One of the great things about a trip to Squaw Alpine is the Lake Tahoe area is one of the most picturesque regions in North America. It is worth taking a drive around the lake, to South Tahoe along the west shore taking you by the small resort of Homewood and the spectacular views of Emerald bay.  The nearby towns of Truckee (20-minute drive north) and Tahoe City (on the shore of lake Tahoe and 10-minutes’ drive) are both vibrant regional centres with restaurants, bars, retails, galleries etc.  For families, it is worth taking some time off snow and visiting, Woodward Tahoe an indoor action facility with trampolines, foam pits and an indoor skate park. It is on the I-80 freeway at Boreal ski resort and about a 30-minute drive from Squaw.


Chuck Patterson finding freshies in people’s back yards around Lake Tahoe. Photo: Tony Harrington


When the snow falls to lake level it opens up some fun lines. Chuck Patterson, Lake Tahoe. Photo: Tony Harrington

Where to eat/après:

The Chamois, a Squaw institution and locals’ hub with a good selection of beers and great pizza. Mountain Nectar for fresh juices and pretty good coffee. Plumpjack Café and Bar in Squaw, great atmosphere and well-priced menu.  Soupa in the village is great for lunch with a selection of soups, sandwiches and Quinoa bowls. Blue Agave in Tahoe City, excellent Mexican food, lively atmosphere, kid friendly and great view of Lake Tahoe.

Where to stay:

There is a lot of choice to suit all budgets, including hotels, self-contained apartments and resorts in the resort and in near-by Olympic Valley. Tahoe City (10 minutes’ drive) and Truckee (20 minutes north) may be cheaper and have variety to suit all budgets.

Check out Tahoe Getaways which has properties in Squaw Valley, throughout  the area:

The Village at Squaw is front and centre, with a short walk to the lifts, restaurant and bars. It also has underground parking, so you won’t be digging out your car if there is a big dump.

Squaw Valley Lodge

It has studios, and one, two and three-bedroom self-contained condos. Very comfortable with outdoor pool and spas. Next door to the village, a short walk to the lifts and shouting distance to the Chamois

Getting there:

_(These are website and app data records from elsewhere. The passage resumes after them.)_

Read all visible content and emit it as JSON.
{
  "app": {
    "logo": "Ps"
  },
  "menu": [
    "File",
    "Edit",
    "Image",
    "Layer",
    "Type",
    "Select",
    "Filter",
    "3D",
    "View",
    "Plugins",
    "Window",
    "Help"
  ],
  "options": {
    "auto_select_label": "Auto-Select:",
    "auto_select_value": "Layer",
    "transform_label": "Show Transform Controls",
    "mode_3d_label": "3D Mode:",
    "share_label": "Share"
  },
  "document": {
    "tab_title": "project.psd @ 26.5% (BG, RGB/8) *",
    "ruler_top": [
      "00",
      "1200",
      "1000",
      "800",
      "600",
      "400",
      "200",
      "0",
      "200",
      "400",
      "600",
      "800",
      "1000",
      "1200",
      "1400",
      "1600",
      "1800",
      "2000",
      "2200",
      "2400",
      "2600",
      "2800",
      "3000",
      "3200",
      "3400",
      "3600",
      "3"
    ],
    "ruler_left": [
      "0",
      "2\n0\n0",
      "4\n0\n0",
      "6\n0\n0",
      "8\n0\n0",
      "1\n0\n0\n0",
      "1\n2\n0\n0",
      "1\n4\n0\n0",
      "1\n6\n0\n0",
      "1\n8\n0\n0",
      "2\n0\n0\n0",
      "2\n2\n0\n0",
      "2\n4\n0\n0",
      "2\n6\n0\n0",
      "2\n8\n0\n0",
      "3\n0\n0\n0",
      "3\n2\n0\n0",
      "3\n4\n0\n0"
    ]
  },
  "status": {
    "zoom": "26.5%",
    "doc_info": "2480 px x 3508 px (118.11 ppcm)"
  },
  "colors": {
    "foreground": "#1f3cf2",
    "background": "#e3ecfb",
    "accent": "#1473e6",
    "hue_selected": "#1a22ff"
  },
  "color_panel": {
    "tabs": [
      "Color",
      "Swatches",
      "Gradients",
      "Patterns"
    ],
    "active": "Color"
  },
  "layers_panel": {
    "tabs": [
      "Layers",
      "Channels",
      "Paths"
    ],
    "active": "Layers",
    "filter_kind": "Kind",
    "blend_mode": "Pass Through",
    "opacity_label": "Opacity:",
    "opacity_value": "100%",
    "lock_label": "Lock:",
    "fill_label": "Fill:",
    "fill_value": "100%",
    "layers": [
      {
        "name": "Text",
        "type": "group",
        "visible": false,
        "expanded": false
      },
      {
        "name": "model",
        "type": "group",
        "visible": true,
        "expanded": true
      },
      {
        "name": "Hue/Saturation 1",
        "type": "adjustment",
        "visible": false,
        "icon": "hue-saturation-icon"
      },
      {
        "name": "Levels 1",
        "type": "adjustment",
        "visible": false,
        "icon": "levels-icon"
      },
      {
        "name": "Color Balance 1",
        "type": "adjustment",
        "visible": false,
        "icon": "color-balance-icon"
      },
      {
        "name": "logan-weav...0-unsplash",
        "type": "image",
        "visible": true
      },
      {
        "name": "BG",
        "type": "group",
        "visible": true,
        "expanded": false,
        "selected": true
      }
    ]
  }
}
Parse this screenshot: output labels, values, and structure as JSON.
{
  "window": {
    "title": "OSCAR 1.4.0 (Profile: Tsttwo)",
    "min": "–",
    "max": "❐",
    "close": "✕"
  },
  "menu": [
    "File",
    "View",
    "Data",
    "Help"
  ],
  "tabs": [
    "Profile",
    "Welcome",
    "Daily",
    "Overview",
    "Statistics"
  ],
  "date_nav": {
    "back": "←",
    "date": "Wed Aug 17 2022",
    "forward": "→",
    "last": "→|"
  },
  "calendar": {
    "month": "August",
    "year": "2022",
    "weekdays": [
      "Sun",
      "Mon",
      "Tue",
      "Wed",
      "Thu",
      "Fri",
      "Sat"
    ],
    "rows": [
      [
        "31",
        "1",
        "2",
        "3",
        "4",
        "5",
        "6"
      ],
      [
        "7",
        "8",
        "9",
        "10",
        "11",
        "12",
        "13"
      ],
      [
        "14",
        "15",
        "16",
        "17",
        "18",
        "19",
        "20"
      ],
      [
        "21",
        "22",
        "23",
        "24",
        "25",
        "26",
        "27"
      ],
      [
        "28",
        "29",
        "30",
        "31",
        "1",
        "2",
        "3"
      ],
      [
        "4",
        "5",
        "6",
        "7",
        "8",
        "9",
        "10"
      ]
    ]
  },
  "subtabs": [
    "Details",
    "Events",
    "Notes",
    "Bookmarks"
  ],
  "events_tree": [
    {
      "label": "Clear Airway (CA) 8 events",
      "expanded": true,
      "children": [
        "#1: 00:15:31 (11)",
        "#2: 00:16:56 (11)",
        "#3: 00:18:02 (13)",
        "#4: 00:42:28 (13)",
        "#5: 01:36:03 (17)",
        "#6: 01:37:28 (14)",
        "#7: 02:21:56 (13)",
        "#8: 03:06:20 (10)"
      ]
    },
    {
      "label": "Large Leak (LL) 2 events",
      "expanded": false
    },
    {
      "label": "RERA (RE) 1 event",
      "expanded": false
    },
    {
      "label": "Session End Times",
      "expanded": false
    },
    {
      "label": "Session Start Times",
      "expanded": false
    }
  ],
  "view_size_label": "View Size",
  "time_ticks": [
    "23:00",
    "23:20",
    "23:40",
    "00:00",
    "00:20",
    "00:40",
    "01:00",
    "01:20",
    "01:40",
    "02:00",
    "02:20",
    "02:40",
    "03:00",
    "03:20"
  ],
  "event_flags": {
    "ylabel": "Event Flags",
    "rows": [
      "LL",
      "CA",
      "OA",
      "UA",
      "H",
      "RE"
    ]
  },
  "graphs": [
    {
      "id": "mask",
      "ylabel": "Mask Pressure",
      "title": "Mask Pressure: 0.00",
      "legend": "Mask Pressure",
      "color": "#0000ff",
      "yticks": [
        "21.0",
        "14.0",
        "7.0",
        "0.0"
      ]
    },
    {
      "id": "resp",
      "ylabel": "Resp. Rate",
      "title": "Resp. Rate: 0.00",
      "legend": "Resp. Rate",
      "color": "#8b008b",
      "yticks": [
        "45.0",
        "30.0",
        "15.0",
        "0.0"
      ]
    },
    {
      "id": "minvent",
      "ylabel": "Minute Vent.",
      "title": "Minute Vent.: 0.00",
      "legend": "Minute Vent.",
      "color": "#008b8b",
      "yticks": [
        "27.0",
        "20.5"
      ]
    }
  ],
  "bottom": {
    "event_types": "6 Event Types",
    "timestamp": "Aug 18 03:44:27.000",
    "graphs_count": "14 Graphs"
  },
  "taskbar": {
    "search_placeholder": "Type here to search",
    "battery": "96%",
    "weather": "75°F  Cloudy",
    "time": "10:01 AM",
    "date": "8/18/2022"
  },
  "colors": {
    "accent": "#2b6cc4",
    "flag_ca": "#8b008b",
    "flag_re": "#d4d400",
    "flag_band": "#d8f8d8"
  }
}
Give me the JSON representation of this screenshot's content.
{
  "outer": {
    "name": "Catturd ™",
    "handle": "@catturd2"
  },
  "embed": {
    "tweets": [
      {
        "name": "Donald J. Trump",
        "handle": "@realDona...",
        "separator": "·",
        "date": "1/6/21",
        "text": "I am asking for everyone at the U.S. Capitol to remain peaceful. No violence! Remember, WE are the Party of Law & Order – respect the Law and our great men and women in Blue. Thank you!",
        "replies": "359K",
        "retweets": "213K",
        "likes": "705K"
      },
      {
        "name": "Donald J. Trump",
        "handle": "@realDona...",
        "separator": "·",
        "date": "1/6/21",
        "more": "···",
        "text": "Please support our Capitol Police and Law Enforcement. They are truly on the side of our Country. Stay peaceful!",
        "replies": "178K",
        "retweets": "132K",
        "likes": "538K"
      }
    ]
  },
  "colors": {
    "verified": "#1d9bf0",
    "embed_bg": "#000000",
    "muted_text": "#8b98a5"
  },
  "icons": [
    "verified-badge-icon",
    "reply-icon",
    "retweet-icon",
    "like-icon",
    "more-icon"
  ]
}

Squaw valley are a 3.5-hour drive from San Francisco or a one-hour drive from Reno airport. If you fly into LA, there are regular connection to Reno International airport and there are regular shuttles to South Tahoe. Alternatively, you can fly into San Francisco and or you can rent a car and make the easy 3.5-hour drive. There are also buses services from San Francisco, Sacramento and Reno:


Mountain Stats                                         

Vertical 868m (2850’)
Top elevation 2758m (9050’)
Base elevation 1899m (6200’)
Skiable area 3600 acres

Average snowfall                                                                    11m                                                         11m

Beginner terrain                                                                     25%

Intermediate terrain                                                              45%

Advanced                                                                                   30%